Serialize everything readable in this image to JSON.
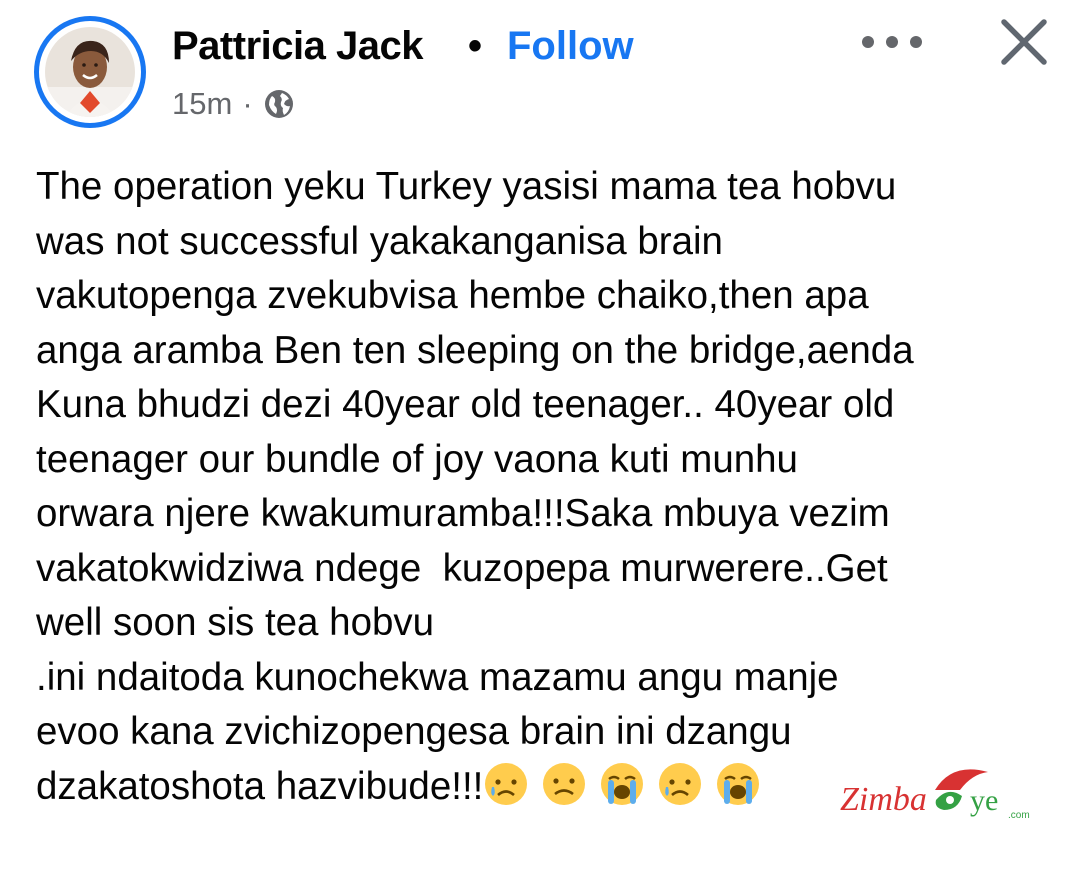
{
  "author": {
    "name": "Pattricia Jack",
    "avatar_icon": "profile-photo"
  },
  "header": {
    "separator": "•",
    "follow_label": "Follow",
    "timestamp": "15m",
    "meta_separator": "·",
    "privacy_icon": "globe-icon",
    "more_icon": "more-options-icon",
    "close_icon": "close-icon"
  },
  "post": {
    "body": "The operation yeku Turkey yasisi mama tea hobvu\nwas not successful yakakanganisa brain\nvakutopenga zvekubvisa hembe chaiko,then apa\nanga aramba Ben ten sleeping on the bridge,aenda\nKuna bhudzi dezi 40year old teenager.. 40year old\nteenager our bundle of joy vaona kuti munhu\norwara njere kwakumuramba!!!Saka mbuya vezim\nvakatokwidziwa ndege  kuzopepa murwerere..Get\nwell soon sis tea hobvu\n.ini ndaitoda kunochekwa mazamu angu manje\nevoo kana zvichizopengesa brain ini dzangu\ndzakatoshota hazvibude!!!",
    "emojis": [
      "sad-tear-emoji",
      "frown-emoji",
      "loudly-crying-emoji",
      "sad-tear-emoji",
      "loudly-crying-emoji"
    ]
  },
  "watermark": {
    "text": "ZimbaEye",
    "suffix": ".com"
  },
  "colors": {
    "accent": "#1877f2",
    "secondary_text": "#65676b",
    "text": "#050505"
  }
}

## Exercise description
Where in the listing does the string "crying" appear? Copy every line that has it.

## Response to this exercise
      "loudly-crying-emoji",
      "loudly-crying-emoji"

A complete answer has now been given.